A question that often comes up when we discuss Nullable

We decided that null being less of (or more of) all the other elements in the domain would be an arbitrary decision and as such null cannot be ordered. If it cannot be ordered then the result of the relational operators for null is false as these operators can be defined as:

a** ordered(a,b) && a
**

**
a<=b -> ordered(a,b) && (a
**

**
****
**

It might be argued that for practical reasons it is convenient to have the <= and >= operators return true in case null is on both sides, but this choice has some practical drawbacks. Consider the following code:

void ProcessTransactions(int?[] transactions, int? maxValue) {

foreach(int? t in transactions)

if(t < maxValue) ProcessTransaction(t);

}

This code does what the programmer expects, even when maxValue is null (in which case it won’t process any element). Now let’s suppose that the programmer changes his mind and wants to include maxValue in the processing. He will then change the ‘<’ operator to be ‘<=’.

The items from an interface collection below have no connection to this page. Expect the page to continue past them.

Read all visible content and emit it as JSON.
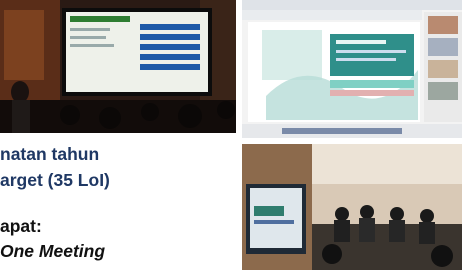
{
  "text_lines": [
    "natan tahun",
    "arget (35 LoI)",
    "apat:",
    "One Meeting"
  ],
  "colors": {
    "heading": "#1f3864",
    "body_text": "#111111",
    "background": "#ffffff"
  },
  "photos": [
    "presentation-hall-photo",
    "screen-share-meeting-screenshot",
    "meeting-room-photo"
  ]
}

Under the current design he will obtain what he expects, even in the case maxValue is null. By considering null >= null as true, this function would suddenly start processing all the null transactions, which is not what the programmer intended. The problem here is that people tend to think about the ‘>=’ and ‘<=’ operators as a way to include the limit value in the set of things to be processed. Very rarely, they intend to process the null value as well. Another way to think about it is that: deciding that null cannot be ordered implies that >= has to return false to be conceptually consistent and to prevent these quite subtle bugs to occur.